For the newly released 2023-24 World list, each panelist was provided a ballot that consisted of 504 courses globally. He or she was given seven months to complete it. Beside the list of courses were 11 “buckets,” or groupings. If our panelists considered a course to be among the top three in the world, they ticked that first column. If they believed the course to be among Nos. 4-10 in the world, they checked the next column, followed by 11-25, 26-50, and so on out to 250+ and even a column for remove.
Panelists were also free to write in courses that they felt should have been included on the ballot (we received nine such entries).
Points were assigned to each bucket; to arrive at an average score for each course, we divide its aggregate score by the number of votes. From those point tallies, the courses are then ranked accordingly. It is an intentionally simple and straightforward process. Why? Because it historically has produced results that are widely lauded. Like the game itself, there’s no need to unnecessarily complicate things or try to fix something that already works so well.
The key to the process is the experience and expertise of our panel. For sure, our process is only as good as the panel itself. Hailing from a dozen nations (and that is counting Scotland, England, Northern Ireland and Wales as one, the United Kingdom), each of our 119 handpicked panelists has a keen eye for architecture, both regionally and globally.
Typecasting our panel would be impossible, except to say they all share a golf wanderlust. More than 55 years separate our youngest panelist from the oldest. Playing abilities vary from plus-handicaps to those in the low double digits. If 30 panelists have seen a course, you are almost assured that every set of tees was used. Many of our panelists have played more than 1,000 courses in 20-plus countries. In the rankings world, experience is essential, as our raters must be able to judge courses relative to one another across different continents. Communication between panelists is enhanced by maintaining a relatively small, tight group.

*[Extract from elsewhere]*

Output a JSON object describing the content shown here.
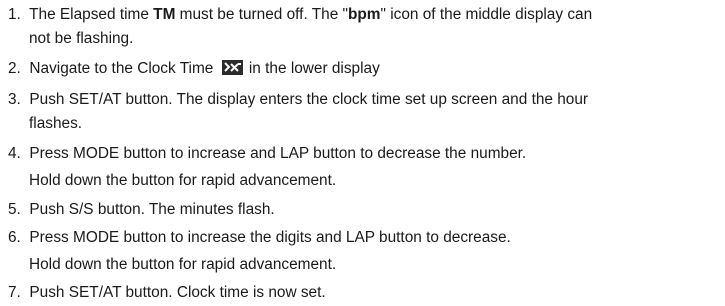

Because we don’t prescribe a set method to assess courses as other ranks do, no one opinion carries the day — our rank is a democracy. Some panelists believe that enjoyment is the ultimate goal, and thus prioritize design attributes such as width and playing angles, while frowning upon the need to constantly hunt for balls in thick rough. Other panelists value challenge and the demands of hitting every club in the bag. Still others consider a course’s surroundings and overall environment of paramount importance, thereby emphasizing the setting and naturalness of the course. In the end, allowing raters to freely express their tastes is what produces the desired eclecticism in our Top 100 lists.
Panelist integrity is vital. Voters with any ties or associations to eligible courses must flag such conflicts. Any vote that falls outside the statistical norm is investigated. Panelists know not to let the quality of their play influence their ballot — same for a luxe experience or clubhouse. While opulence may make for a more a memorable outing, it’s not what GOLF’s course lists are about. Our focus is on design and architecture. We study the course, not the trappings around it.
Our pledge to you with each and every ranking is that we put forward our best, most earnest effort. Ultimately, you are judge and jury of our success.